--RW Emerson, from his journals, May 18th 1828. Emerson was only 23 at the time, visiting Alexandria, Va.

Tuesday, July 10, 2007


Watching my friend Spangler the other night over drinks at the Pegu Club as something occurred to me. We were talking about stuff and all the while he was checking his new iPhone at casual, periodic intervals. While we were sitting there talking, I could tell he was carrying on at least two other conversations via text. It didn't interrupt our flow of conversation at all, and it didn't strike either of us as particularly rude or inappropriate. In my pocket my own phone was vibrating every few minutes, telling me I had a text or two myself. I knew at least one of them was a text from somebody with an address to a place Spangler and I would be hitting later that night. As we talked, I reached into my pocket and tapped the button on the side of the phone-- it wasn't important to read the address yet, or even to reply to it. It could wait.
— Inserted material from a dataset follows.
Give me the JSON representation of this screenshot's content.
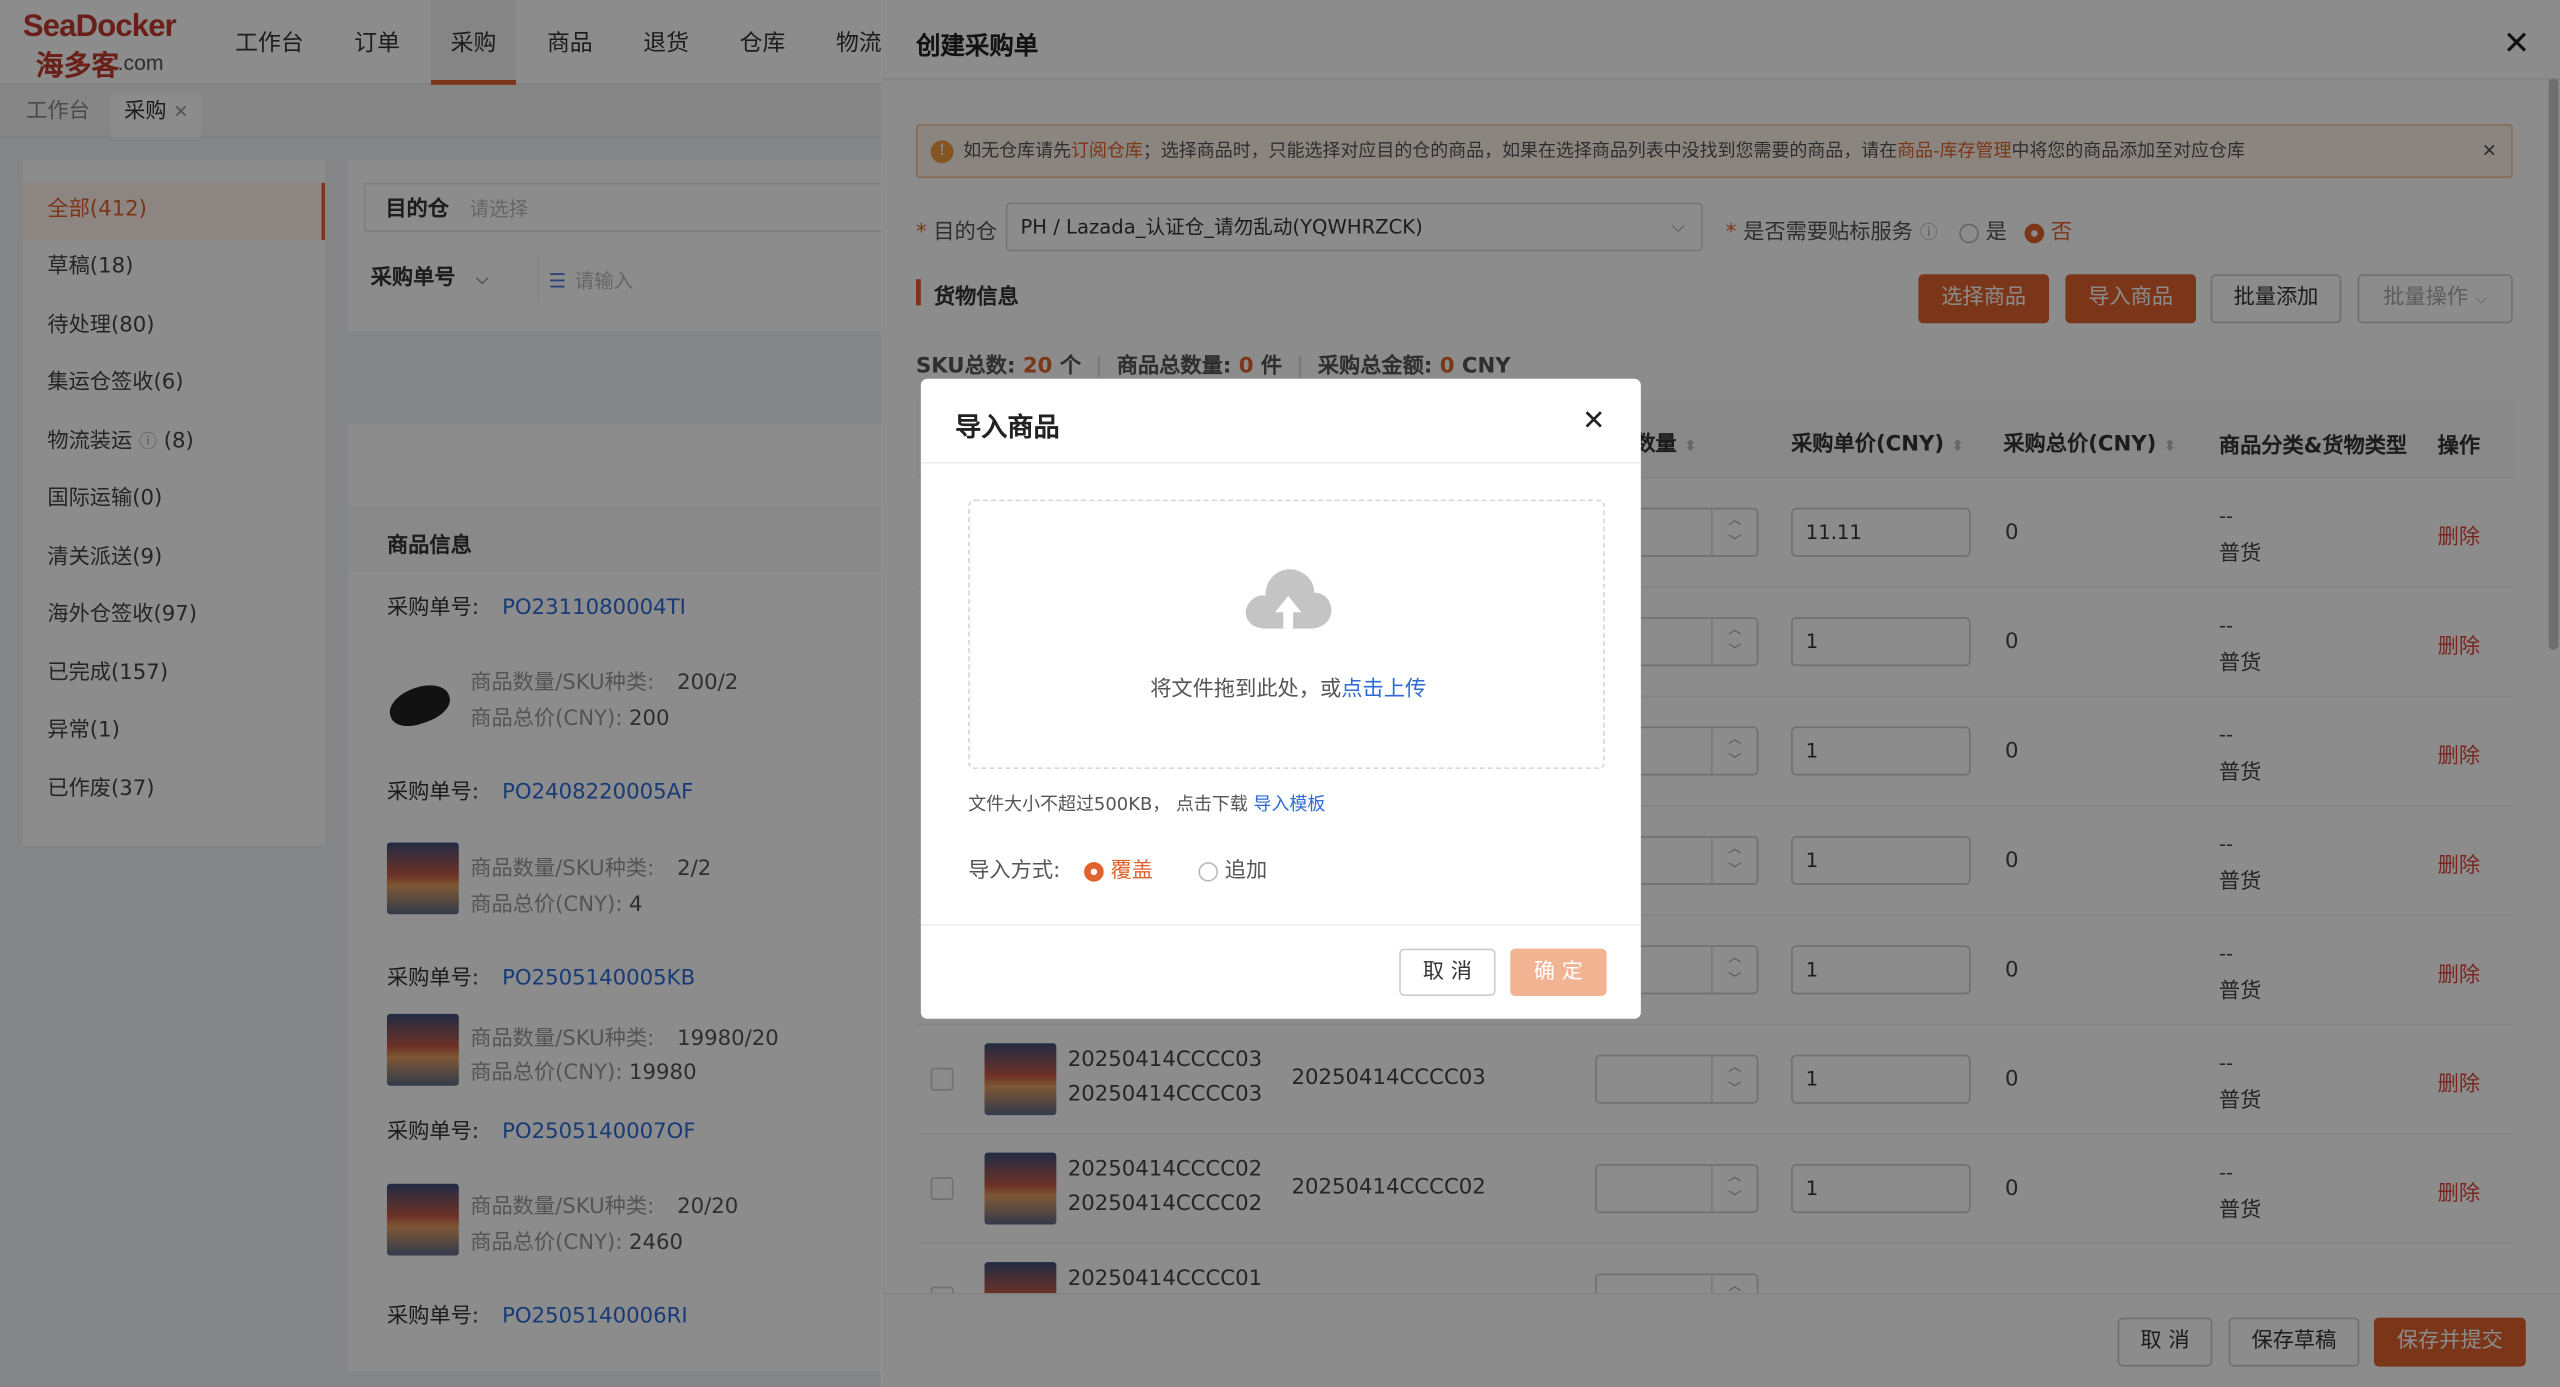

Looking around the room, I noticed there were various people texting, checking their iPhones or Blackberry screens, looking busy or actually being busy. Some of them were streaming video or watching some moving images of some kind. With the possible exception of the bartenders, and even of that I'm not sure, everyone in the room was wired, floating between worlds, half there and half someplace else.

"Texting" is a new word. A handful of years ago no one "texted", the act didn't exist even if the concept did. People didn't text until they had celphones, and celphones with keypads at that. For most of my life, walls and applicances were "wired" but people weren't (and now they aren't either, they're "wireless"). The only wired person was Frankenstein's monster, and he wasn't even real.

Certainly, one of the best possible forms of human activity is the invention of new words-- creating names to contain new ideas. Words are thought-objects, they frame ideas and give them intellectual girth, they define the boundaries of the conceptual forms we hold in the mind. They provide the framework through which we perceive --and grasp-- reality and consider the possible (this is why it's always seemed to me a compliment when somebody says "you have your head in the clouds"). Since the advent of the computer--and our resultant, gradual, sloppy, ongoing process of morphing into machine-men, the need for building new thought-objects is more crucial than ever. Thanks to our thinking machines, the conceptual edges of what is real and what is possible are constantly blurring. Yet it seems to me there are far more people truncating existing words than there are people inventing new ones.

It's entirely possible Webster's English has become an outmoded technology. Maybe it's become a highly specialized tool required only of communications technicians and educators. Maybe it is grammar's diminishing fate to vanish with the generations of people who actually made a practice of sending handwritten letters to one another. I don't know.

I can't even remember the last time I wrote someone an actual letter on a piece of paper, stuck a stamp on it and placed it in a mailbox. I used to do it all the time. Now the only time I ever write using a pen and paper is when I am scripting something or taking notes toward a script. And the only time I ever write something legibly using pen and paper is when I am lettering a page of comics. It's the only time I ever need to.

Is there a word for that unsettling experience of walking by some street corner you've walked by a thousand times before and noticing the building that was always there had been torn down, replaced by some shiny new thing--and now that the old thing is gone, you realize you can't really remember what was there before? I feel like that's happening around us all the time.


Another early piece which didn't make the final cut for PULPHOPE. With the exception of the kid art, I believe this is the only other work considered which didn't fall into the 1996-2006 timeframe. This is an acrylic painting with photo collage, done in 1992.

Sunday, July 8, 2007


Composed of various tin-type clip art from the Victorian days. The fish-face on top of her head is lifted from a William Blake etching.

Thursday, July 5, 2007


French photographer Cedric Delsaux has a remarkable series of Star Wars inspired photos on his site--see them here.